2. Round Table: Performing Medievalisms

Medievalism has long played a key role in great (and not so great) art, music, and literature. What is perhaps unique about medievalism as a muse is that it tends to be inspired by a radical attachment to the past. We seek contributions to this round table that examine how emotional and aesthetic sentiments inform medievalist performances, from early Robin Hood ballads and Arthurian jousts sponsored by Henry VIII, to Wagner's Ring Cycle, to the cosplayers and LARPers (Live Action Role Players) who meticulously craft their own 'medieval' weapons and clothing in the twenty-first century. We are especially interested in contributions that draw on the rich critical work being done on affect theory and the history of emotions, but we hope that our round table participants will include scholars and performers alike. We welcome short (10 minute) contributions to this discussion. 

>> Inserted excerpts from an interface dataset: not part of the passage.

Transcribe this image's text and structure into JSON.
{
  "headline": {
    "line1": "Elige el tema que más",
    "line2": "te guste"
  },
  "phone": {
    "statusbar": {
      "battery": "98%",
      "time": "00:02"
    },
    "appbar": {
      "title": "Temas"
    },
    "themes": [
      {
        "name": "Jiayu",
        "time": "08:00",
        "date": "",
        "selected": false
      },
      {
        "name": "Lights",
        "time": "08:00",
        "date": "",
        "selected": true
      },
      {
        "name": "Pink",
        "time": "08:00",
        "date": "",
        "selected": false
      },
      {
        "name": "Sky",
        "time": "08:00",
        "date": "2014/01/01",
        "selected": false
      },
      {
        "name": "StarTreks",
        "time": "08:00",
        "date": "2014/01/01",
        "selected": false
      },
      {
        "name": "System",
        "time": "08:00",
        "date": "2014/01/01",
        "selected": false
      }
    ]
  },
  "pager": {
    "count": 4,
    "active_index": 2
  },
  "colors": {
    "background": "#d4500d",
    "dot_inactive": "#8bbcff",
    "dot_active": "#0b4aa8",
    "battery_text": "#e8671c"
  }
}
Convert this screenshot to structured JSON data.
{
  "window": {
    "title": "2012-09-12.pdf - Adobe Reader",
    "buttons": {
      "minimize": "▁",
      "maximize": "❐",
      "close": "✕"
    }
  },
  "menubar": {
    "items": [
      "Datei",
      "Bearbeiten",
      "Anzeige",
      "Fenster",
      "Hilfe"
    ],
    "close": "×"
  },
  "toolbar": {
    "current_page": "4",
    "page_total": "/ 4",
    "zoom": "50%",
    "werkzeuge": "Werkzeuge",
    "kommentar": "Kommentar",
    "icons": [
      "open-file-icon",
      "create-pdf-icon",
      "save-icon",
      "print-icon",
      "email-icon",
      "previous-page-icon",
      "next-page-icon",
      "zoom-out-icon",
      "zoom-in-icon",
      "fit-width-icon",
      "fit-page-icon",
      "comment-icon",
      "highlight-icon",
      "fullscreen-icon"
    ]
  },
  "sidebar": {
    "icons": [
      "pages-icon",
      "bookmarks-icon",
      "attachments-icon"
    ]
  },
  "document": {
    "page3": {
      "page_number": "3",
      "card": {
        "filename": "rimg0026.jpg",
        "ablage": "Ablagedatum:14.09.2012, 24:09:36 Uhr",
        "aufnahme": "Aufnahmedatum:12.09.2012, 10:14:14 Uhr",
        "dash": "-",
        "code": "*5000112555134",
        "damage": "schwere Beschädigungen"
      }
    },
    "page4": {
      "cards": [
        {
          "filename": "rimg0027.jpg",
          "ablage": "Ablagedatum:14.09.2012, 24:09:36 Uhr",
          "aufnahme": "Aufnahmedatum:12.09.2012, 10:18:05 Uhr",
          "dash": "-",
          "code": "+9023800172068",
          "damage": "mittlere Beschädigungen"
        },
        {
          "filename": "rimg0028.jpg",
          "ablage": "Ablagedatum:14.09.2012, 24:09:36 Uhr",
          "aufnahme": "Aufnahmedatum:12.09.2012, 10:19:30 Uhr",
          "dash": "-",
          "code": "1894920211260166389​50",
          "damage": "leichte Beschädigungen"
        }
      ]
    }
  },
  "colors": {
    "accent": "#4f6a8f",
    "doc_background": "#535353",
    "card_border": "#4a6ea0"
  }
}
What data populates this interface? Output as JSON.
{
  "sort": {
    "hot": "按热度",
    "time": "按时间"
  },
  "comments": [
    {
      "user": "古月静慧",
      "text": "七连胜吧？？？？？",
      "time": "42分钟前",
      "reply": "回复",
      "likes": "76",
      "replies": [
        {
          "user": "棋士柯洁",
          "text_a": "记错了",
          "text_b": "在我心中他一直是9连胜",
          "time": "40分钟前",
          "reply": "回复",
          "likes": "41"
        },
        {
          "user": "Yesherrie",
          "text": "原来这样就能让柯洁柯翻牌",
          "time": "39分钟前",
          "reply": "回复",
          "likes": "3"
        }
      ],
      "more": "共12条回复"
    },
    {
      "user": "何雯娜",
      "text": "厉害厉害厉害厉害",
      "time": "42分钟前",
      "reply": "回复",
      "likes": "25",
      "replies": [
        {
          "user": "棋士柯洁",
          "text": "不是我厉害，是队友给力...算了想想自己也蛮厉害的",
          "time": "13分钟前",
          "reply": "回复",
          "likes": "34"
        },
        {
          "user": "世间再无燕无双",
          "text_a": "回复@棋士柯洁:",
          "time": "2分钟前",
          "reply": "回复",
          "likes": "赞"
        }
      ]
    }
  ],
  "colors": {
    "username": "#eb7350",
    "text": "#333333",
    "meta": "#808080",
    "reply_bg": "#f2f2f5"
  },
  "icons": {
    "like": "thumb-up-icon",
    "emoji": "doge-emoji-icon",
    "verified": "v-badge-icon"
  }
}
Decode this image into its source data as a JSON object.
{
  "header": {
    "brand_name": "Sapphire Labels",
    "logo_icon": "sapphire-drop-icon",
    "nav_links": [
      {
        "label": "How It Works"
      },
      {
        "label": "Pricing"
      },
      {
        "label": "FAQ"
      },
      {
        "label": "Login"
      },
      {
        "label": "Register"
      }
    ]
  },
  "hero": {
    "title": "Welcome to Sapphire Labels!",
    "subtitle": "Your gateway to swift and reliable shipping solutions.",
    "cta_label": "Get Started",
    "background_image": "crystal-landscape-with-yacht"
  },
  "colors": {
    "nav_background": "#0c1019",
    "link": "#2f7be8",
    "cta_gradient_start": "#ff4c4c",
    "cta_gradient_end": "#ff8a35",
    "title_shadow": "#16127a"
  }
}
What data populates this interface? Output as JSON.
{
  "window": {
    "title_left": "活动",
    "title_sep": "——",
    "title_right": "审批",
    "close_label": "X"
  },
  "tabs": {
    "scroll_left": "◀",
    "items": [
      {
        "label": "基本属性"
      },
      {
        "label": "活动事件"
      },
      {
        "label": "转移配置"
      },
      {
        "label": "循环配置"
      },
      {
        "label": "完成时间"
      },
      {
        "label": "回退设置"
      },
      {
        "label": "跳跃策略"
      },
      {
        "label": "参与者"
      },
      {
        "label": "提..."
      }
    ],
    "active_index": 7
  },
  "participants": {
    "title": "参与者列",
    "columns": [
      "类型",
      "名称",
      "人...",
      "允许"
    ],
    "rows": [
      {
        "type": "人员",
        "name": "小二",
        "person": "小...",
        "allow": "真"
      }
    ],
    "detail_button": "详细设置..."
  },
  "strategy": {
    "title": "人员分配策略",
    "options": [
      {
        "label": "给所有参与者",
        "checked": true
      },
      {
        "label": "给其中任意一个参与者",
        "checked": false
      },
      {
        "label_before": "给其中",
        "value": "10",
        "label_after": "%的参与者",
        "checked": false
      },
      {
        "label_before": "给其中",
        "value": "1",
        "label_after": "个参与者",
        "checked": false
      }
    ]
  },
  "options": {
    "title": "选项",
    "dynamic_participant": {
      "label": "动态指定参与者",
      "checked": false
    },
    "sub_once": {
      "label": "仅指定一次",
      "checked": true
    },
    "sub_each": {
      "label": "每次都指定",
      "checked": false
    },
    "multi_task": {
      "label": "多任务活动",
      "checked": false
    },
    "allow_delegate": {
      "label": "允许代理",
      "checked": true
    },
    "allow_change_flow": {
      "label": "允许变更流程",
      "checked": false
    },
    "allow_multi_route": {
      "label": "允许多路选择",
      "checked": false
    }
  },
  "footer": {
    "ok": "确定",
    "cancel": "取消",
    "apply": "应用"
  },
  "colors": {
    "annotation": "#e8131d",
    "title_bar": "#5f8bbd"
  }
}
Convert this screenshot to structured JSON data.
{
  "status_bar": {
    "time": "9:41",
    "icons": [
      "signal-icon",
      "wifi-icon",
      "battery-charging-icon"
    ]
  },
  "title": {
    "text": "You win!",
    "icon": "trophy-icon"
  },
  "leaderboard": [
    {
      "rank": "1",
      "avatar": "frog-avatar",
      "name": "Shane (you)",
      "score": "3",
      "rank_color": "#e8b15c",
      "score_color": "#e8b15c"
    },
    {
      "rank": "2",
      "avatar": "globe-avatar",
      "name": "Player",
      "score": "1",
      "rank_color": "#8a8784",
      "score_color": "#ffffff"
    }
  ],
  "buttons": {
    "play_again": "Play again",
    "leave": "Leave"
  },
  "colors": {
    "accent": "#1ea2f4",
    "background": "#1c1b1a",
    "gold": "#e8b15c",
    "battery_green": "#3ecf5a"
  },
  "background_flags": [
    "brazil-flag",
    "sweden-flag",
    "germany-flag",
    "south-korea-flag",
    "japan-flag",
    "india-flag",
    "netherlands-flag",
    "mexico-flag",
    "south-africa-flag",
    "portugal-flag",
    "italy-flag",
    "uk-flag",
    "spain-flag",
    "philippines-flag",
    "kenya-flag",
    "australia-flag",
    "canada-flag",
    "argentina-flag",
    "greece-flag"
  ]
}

ISSM is also pleased to be sponsoring a third paper session that will feature the contributors to the forthcoming collection, The United States of Medievalism, which examines how different cities and regions in the United States offer opportunities to experience the 'modern Middle Age.’ This session is organized by Susan Aronstein and Tison Pugh. We hope to see you there!


Please follow the Medieval Institute’s rules governing participation and submission of abstracts. Abstracts of no more than 300 words together with the Participant Information Form should be sent before September 15, 2016 to Amy S. Kaufman at amy.kaufman@mtsu.edu